Bill O’Brien – While he’s certainly no Jon Gruden, I’m not convinced anyone else in the head coach candidate pool is any better than B’OB. At the end of the day, I really like the guy and prefer to remember the 57-14 dismantling of the Not-The-Oilers (how are they in the Divisional Round of the playoffs anyway?) instead of the 4-12 season record as the hallmark of 2017.

This brings us to what I feel is the biggest question mark and indicator of future success:
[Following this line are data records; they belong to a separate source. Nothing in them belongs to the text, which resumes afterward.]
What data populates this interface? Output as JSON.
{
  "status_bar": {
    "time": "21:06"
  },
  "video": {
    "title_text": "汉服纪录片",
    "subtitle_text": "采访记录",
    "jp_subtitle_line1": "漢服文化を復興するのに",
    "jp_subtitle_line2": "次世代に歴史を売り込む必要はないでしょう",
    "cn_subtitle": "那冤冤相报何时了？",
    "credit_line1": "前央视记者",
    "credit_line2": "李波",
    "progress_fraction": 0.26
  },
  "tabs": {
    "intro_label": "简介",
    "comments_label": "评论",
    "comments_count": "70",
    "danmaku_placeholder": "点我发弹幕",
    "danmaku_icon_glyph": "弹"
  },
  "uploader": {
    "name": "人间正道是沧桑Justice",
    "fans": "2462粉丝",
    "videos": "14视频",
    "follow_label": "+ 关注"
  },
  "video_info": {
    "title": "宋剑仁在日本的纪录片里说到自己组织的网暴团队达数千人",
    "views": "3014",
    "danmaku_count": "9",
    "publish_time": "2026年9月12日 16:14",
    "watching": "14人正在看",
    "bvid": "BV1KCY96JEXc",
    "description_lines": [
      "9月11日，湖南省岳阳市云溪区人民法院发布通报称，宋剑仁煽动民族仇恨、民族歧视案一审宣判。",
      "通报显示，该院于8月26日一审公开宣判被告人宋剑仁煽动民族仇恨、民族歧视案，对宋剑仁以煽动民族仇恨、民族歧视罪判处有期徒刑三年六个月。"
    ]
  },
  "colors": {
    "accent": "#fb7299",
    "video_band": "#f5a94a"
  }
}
Insert General Manager Name Here – With two playoff teams snubbing Houston’s interest in interviewing their front office people, the pool of candidates is very murky. As football fans, there’s little that’s harder to project forward than the potential success of a GM. There are no stats to base predictions on, other than success of former employers. Let’s take Charley Casserly as an example; he was part of all four of the Washington Redskins championship teams. He didn’t do much here. Mike Lombardi helped build the late 90s/early 2000s Oakland Raiders and then contributed to the perpetual stench on the field in Cleveland.

It’s really a hit-or-miss thing. But in order to move forward, as O’Brien said, we need a GM who is aligned with the existing team, coaching staff and vision. Otherwise 2018 is lost before it begins.

The new GM has to shore up the defensive backfield, finally do something about the utterly horrendous offensive line, and add depth pretty much everywhere. If the GM can do that, 2018 will be bright. However, doing it without a high-round draft pick or much trade capital to gain one means building through free agency and the later rounds in the 2018 NFL Draft.

Unfortunately, Houston hasn’t had much luck going that route in its brief history. But this is the off-season, where hope springs eternal!

What say you? If Bob McNair called right now and hired you as the new General Manager, what would be on your short, must-do immediately list? Tell us in the comments below.